=== Required action ===
Please count how many lines of the data include the word "this". Give only that number in reply.

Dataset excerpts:
BEGIN

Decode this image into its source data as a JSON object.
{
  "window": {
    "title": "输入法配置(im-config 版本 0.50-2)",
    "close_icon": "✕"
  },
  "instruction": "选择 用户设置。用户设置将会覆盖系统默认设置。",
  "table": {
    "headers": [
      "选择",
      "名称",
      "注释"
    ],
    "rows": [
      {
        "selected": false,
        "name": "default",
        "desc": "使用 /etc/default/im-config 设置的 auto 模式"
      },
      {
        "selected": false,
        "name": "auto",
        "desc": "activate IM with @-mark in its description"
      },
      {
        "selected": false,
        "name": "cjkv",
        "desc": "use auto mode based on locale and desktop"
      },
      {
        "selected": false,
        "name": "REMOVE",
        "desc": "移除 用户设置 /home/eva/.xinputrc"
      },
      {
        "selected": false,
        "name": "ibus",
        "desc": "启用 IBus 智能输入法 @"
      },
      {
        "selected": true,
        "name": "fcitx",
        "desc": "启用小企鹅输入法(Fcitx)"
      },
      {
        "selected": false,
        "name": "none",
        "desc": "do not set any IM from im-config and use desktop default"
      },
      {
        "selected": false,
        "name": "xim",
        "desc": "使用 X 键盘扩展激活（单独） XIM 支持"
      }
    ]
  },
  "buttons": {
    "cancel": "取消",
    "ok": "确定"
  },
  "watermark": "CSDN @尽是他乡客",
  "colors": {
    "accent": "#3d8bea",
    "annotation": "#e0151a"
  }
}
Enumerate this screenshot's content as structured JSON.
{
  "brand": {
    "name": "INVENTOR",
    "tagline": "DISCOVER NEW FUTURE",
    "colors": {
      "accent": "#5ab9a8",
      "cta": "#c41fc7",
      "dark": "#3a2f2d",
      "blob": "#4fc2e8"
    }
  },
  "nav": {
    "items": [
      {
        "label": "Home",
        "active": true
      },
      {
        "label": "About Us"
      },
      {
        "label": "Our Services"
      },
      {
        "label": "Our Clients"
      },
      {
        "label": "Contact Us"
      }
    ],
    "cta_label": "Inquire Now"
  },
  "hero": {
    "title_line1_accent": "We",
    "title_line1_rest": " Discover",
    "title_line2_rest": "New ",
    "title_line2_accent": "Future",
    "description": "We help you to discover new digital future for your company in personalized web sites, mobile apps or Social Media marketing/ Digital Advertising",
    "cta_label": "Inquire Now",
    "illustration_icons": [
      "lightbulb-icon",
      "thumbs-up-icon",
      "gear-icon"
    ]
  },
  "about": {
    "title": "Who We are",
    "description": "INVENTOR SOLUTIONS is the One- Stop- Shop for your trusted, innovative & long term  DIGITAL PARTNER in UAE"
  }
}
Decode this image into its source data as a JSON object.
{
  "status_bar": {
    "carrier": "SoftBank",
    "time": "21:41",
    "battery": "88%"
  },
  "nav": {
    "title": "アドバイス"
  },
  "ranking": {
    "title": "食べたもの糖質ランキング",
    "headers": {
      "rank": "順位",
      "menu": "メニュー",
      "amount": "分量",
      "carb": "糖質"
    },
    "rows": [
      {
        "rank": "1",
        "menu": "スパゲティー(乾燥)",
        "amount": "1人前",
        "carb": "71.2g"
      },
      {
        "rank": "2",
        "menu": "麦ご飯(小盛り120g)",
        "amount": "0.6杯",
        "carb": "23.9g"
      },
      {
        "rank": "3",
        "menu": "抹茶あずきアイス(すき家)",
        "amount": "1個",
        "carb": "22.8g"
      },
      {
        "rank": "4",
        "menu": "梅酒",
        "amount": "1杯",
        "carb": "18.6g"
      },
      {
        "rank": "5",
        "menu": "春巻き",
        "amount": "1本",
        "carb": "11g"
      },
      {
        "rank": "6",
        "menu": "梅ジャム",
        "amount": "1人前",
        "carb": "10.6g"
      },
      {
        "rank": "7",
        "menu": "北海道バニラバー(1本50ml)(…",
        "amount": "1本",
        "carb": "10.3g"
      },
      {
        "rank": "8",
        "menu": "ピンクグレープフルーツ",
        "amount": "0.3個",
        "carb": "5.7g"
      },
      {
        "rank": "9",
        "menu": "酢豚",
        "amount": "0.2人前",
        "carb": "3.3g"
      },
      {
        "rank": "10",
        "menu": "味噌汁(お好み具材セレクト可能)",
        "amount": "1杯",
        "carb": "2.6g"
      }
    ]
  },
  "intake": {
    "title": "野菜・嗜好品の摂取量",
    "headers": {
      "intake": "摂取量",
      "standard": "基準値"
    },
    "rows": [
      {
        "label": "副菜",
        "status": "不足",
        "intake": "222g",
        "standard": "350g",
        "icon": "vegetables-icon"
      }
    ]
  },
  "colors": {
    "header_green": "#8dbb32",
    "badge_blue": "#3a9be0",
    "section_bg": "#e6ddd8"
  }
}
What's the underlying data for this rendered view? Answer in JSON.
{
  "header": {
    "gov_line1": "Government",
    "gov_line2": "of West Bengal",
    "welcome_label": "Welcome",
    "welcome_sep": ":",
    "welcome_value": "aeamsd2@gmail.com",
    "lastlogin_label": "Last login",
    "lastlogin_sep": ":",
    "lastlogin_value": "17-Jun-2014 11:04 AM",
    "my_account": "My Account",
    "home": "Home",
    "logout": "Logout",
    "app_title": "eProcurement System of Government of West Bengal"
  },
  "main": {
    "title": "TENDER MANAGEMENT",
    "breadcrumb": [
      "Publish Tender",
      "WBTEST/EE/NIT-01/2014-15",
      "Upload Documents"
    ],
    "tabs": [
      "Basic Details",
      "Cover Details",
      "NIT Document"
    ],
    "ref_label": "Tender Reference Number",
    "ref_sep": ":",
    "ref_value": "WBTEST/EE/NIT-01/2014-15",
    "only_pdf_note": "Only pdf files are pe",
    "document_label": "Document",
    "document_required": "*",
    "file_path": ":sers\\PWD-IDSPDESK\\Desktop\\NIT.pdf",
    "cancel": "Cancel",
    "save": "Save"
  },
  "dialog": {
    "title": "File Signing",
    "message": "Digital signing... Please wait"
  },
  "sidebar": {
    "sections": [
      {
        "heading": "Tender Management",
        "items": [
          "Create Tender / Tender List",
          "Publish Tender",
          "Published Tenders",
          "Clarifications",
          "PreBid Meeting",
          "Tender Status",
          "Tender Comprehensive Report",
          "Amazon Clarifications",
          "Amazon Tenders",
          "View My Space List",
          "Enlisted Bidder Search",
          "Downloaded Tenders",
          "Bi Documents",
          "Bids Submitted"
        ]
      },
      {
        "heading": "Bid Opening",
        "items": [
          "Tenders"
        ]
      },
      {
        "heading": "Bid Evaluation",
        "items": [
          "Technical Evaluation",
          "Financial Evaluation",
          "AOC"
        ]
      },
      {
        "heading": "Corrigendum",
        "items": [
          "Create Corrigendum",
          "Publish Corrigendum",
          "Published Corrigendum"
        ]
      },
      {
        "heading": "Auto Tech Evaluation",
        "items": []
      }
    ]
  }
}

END

=== Result of the exercise ===
4